The United Nations Special Rapporteur on toxic waste says the communities affected by the nuclear tests in the Marshall Islands feel like nomads in their own country.
The United States tested 67 nuclear weapons at Bikini and Enewetak from 1946-1958.
Calin Georgescu, who has ended a four-day visit to the Marshalls, says his fact-finding mission focussed on the human rights issues associated with the nuclear tests.
Mr Georgescu says as a result of the tests, all of these communities have suffered dislocation, in one form or another, from their indigenous way of life.
He says one message came across quite clearly from the people he met.
"They are look to return to their homelands, the land for them is their life, and the atolls, many of them, they are not still safe."

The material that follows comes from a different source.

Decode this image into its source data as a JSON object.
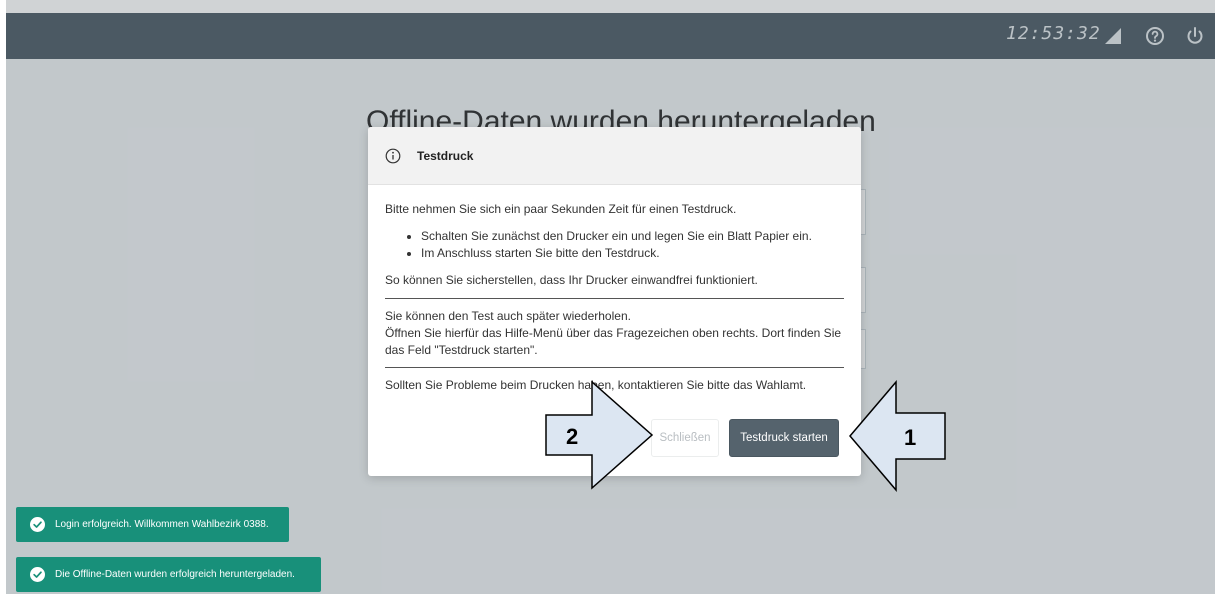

Calin Georgescu says the governments of both the Marshalls Islands and the US bear the responsibility to find effective redress for those islanders affected by the weapons testing.
Mr Georgescu's visit will result in a report to the United Nations Human Rights Council in September.